NEI's Guy Foster, chief of the Clinical Services Section, spent two weeks at the Liberian clinic getting the diagnostic equipment up and running. Frequent power outages throughout the day presented a key challenge. In addition to disrupting eye exams, the unreliable power supply posed a major potential hazard to the diagnostic equipment, which is sensitive and could have easily been damaged from power surges. Foster's solution was to step down the voltage and install a power conditioner, which helps maintain a steady flow of electricity. Now the clinic is running successfully without power interruption.
The NEI team plans to travel back to Liberia for periodic visits over the course of the study, and is assisted by a permanent local eye care team they trained to conduct vision screening and other tests. The team includes nurses, technicians, and administrative support staff. They are also working with Liberian ophthalmology partners who are helping to provide follow-up eye care in the clinic for study participants needing treatment.
"Despite the tragedy that the Liberians have endured, you get a sense of positive energy and liveliness - so it's actually a happy place to work. It's a true collaboration," Dr. Bishop said.
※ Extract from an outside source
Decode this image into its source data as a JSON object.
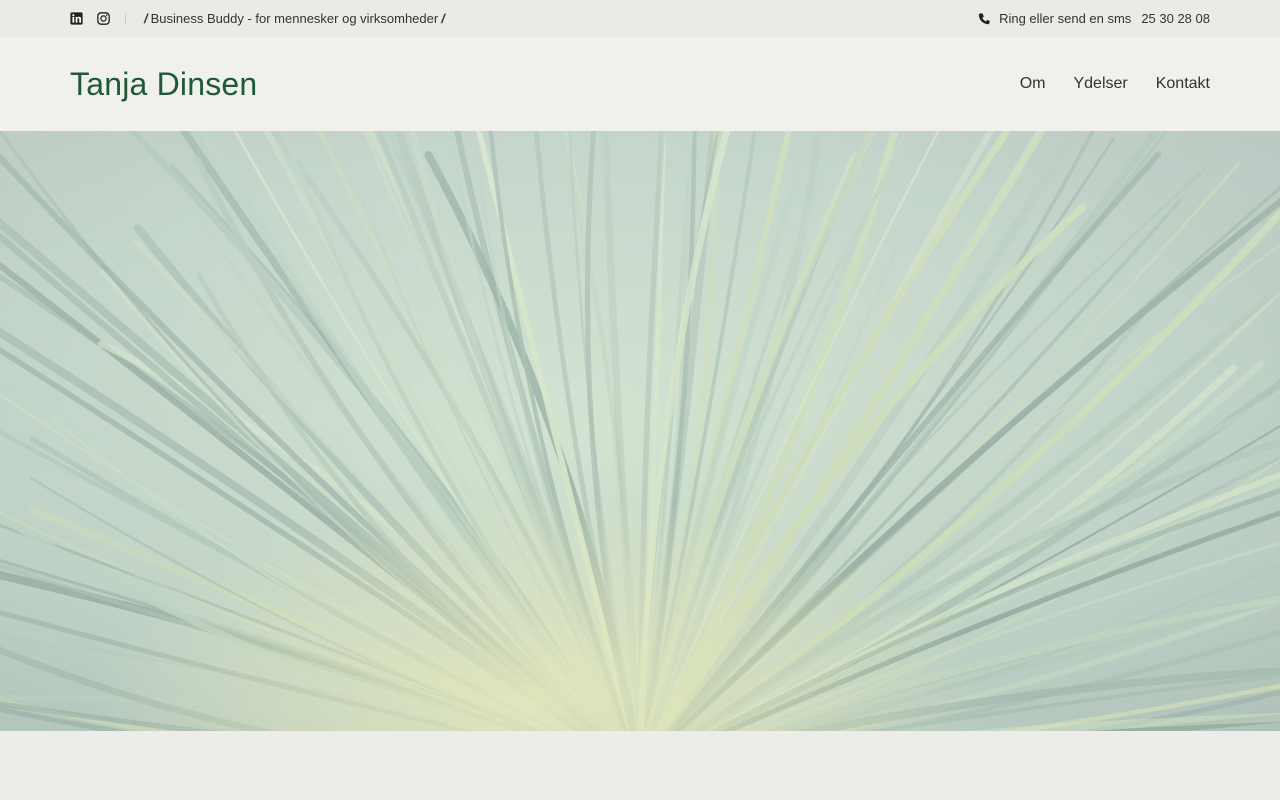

Cunningham agreed. "The Liberian people have endured so many hardships. The Ebola epidemic was one more. And yet they have this resilience." The Liberians working on the PREVAIL team are "so eager to learn and contribute to the success of the study. They've been a great team to work with."
They're also extremely grateful, said Foster, remembering an exchange he had with an ophthalmologist working at an outlying clinic. "This man was used to sticking a flashlight on top of the slit lamp to examine his patients' eyes. No LED bulbs. No electricity. The ocean air corrodes the equipment so nothing really functions well, and yet they are still trying to see patients. I showed him what we are doing in the clinic and he hugged me. He said 'Now I can treat patients. I was about to give up.'
NIH, National Eye Institute (NEI)